Olga Tutubalina
Royal Society Wolfson Visiting Fellow at the Scott Polar Research Institute, the University of Cambridge, Ph.D. (University of Cambridge, 2000), Candidate of Sciences in Geography (Moscow State University, 2004), Docent in Cartography (2011).
Olga graduated with honors from the Department of Cartography and Geoinformatics of Moscow State University in 1996, then studied at the University of Cambridge in Great Britain (Department of Geography, Scott Polar Research Institute and Trinity College, M.Phil., 1997; Ph.D., 2000), and stayed on as a Research Fellow in Geography (Scott Polar Research Institute and Trinity Hall, 2000-2002). Since 2000, she also reconnected with Moscow State University, where she finally returned in 2002, to the Laboratory of Aerospace Methods.
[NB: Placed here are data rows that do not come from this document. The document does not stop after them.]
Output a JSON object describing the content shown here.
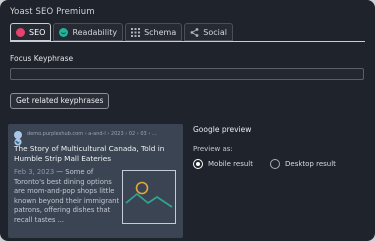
{
  "header": {
    "title": "Yoast SEO Premium"
  },
  "tabs": [
    {
      "label": "SEO",
      "icon": "seo-status-dot-icon",
      "color": "#e8416b",
      "active": true
    },
    {
      "label": "Readability",
      "icon": "readability-smiley-icon",
      "color": "#21b39a",
      "active": false
    },
    {
      "label": "Schema",
      "icon": "schema-grid-icon",
      "active": false
    },
    {
      "label": "Social",
      "icon": "share-icon",
      "active": false
    }
  ],
  "focus_keyphrase": {
    "label": "Focus Keyphrase",
    "value": "",
    "placeholder": ""
  },
  "related_button": {
    "label": "Get related keyphrases"
  },
  "serp": {
    "url": "demo.purpleshub.com › a-and-l › 2023 › 02 › 03 › ...",
    "title": "The Story of Multicultural Canada, Told in Humble Strip Mall Eateries",
    "date": "Feb 3, 2023",
    "separator": " — ",
    "description": "Some of Toronto's best dining options are mom-and-pop shops little known beyond their immigrant patrons, offering dishes that recall tastes ...",
    "favicon_icon": "globe-favicon-icon",
    "thumbnail_icon": "image-placeholder-icon"
  },
  "google_preview": {
    "title": "Google preview",
    "preview_as": "Preview as:",
    "options": [
      {
        "label": "Mobile result",
        "checked": true
      },
      {
        "label": "Desktop result",
        "checked": false
      }
    ]
  },
  "colors": {
    "background": "#1f232b",
    "serp_card": "#3b4452",
    "accent_seo": "#e8416b",
    "accent_readability": "#21b39a",
    "thumbnail_sun": "#e0a73a",
    "thumbnail_mountains": "#2fa493"
  }
}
Olga is a geographer who studies northern vegetation, its dynamics in the context of anthropogenic impacts and climate change, as well as natural hazards in high mountains (debris flows, glacial lake outburst floods). She makes maps from Earth observation imagery. She has been the organizer and participant of expeditions to Kola Peninsula, Yakutia (Sakha), Taimyr Peninsula, and the mountains of Central Asia, Canada and Peru. She continues to cooperate with her second alma mater, the University of Cambridge. Over past decades she has led many joint scientific projects on the dynamics of forest and tundra vegetation, exchanges of students and research staff. A multidisciplinary project on the dynamics of the northern forests of Russia in the context of climate change is currently nearing completion. The partners include the University of Cambridge, the British Antarctic Survey, Moscow State University, the Institute of Geography and the Space Research Institute of the Russian Academy of Sciences. Thanks to the combination of unique skills in this research consortium, dynamic changes of Russian forests since 2000 has been mapped and compared with climatic trends.